He remained calm and focused in very trying circumstances, set a new high-mark in Williams’ technical aptitude test (previously held by Nico Rosberg) and he’s the sort of technical driver that would only get better with experience.
To label him a pay driver is grossly misleading – his performances got him the backing of a sponsor he could take to teams, in much the same way Ronnie Peterson, Niki Lauda, Michele Alboreto and others did in the past. They then take their salary from the sponsor. It’s ironic some were decrying Williams taking Sirotkin as a ‘pay driver’ when their preferred choice (Kubica) brought money on the same basis.
If it were judged on performance alone, he has done comfortably enough to justify his place on the F1 grid for another year. But it’s not to be. So what is his future? He still has the backing of the Russian SMP bank, even if it was no longer prepared to match its 2018 spend (which is ultimately what lost him the drive).
What if he were to take SMP’s backing to get himself a good ride in the Indy 500? Sounds radical, but with the Alonso-assisted spotlight upon the great event, he could yet rescue something from this situation. What if he could not only get himself into a competitive team but also secure the Honda motor unavailable to Alonso? Feasible? Maybe not, and perhaps the Russian backing in an American event could be problematic in the current geopolitical climate. But he’s quick and technical enough that, with sufficient preparation, he would shine.

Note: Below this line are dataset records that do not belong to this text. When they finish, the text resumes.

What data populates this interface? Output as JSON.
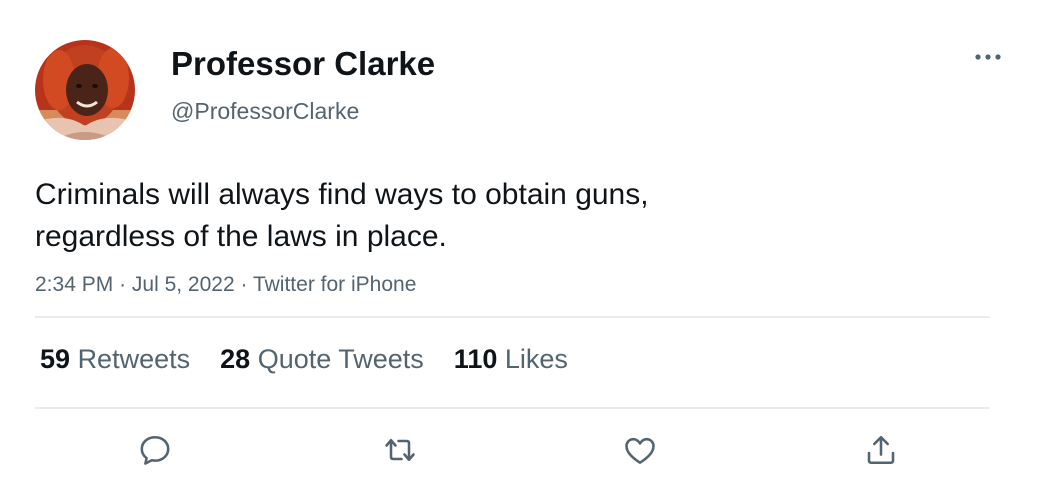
{
  "author": {
    "display_name": "Professor Clarke",
    "handle": "@ProfessorClarke"
  },
  "tweet": {
    "text_lines": [
      "Criminals will always find ways to obtain guns,",
      "regardless of the laws in place."
    ],
    "time": "2:34 PM",
    "date": "Jul 5, 2022",
    "source": "Twitter for iPhone",
    "separator": "·"
  },
  "stats": {
    "retweets": {
      "count": "59",
      "label": "Retweets"
    },
    "quote_tweets": {
      "count": "28",
      "label": "Quote Tweets"
    },
    "likes": {
      "count": "110",
      "label": "Likes"
    }
  },
  "actions": {
    "reply": {
      "icon": "reply-icon"
    },
    "retweet": {
      "icon": "retweet-icon"
    },
    "like": {
      "icon": "heart-icon"
    },
    "share": {
      "icon": "share-icon"
    }
  },
  "colors": {
    "primary_text": "#0f1419",
    "secondary_text": "#536471",
    "divider": "#e6ecf0"
  }
}
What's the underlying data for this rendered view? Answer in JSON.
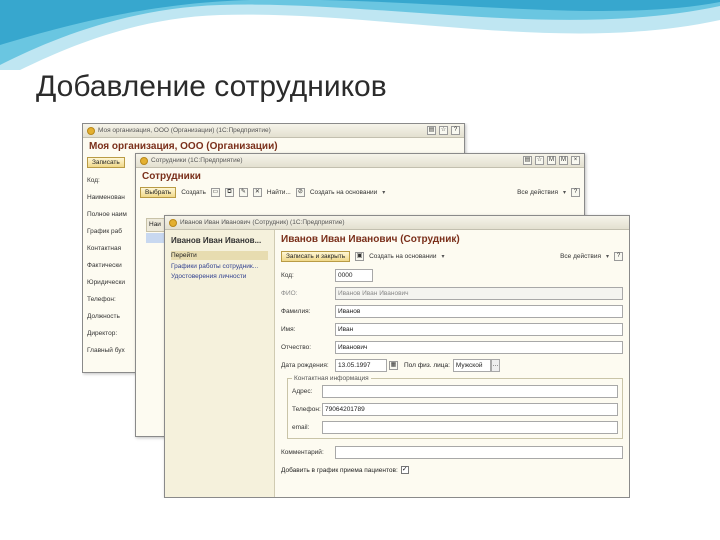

Kubica’s comeback is fantastic news. But, in the process, F1 has lost a driver deserving of another chance.